Given the strength of Pakistani concerns about Afghanistan, however, there may be no amount of pressure capable of forcing the Pakistani Army into going after the Afghan Taliban. If anything, U.S. pressure to date has only served to fan the flames of anti-Americanism both among ordinary Pakistanis and within the army. The danger is that, by continuing to ratchet up the pressure, Washington may provoke a final break with the Pakistanis. This would not only jeopardize the U.S. ability to supply its forces in Afghanistan, which rely heavily on land routes through Pakistani territory, but could lead both sides down the slippery slope to a shooting war. The Pakistani Army is already engaged in a protracted, bloody struggle against hostile Pakistani Taliban forces in the tribal areas and is widely regarded as the only force in the country capable of preventing a jihadist takeover of the government. While the current situation is certainly a mess—and U.S. frustrations are understandable—things could very easily get a whole lot worse.
The article presents a dispassionate and an excellent analysis and should be able to expose all those who thought they would be able to tarnish the image of ISI and drive a wedge between Pakistan’s security establishment and its people in a time when Pakistan is at war with foreign-funded insurgency.
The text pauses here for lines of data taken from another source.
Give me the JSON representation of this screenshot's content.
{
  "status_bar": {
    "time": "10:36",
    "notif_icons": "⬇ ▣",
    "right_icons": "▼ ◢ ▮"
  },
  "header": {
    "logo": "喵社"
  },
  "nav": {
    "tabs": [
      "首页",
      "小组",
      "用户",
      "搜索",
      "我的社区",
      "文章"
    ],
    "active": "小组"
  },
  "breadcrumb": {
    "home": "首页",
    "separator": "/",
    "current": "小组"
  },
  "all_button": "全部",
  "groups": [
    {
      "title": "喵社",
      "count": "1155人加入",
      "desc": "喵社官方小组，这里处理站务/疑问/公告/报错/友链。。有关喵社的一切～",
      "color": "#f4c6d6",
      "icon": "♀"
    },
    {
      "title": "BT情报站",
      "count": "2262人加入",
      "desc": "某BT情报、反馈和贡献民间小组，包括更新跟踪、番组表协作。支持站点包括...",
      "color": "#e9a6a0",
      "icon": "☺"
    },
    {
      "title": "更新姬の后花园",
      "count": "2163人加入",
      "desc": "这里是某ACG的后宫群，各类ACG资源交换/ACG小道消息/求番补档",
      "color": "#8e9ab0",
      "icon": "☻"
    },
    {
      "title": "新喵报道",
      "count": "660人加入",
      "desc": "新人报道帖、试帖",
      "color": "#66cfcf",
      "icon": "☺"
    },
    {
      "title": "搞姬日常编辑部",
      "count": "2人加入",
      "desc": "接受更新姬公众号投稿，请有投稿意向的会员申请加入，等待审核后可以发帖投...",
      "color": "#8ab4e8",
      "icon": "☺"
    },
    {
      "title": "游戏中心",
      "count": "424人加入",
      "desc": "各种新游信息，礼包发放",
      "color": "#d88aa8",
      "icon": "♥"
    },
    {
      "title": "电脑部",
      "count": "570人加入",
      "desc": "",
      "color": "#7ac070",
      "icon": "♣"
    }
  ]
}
Such criticism, by those perceived to be anti-Pakistan, raises the image of ISI and the military in the eyes of its people.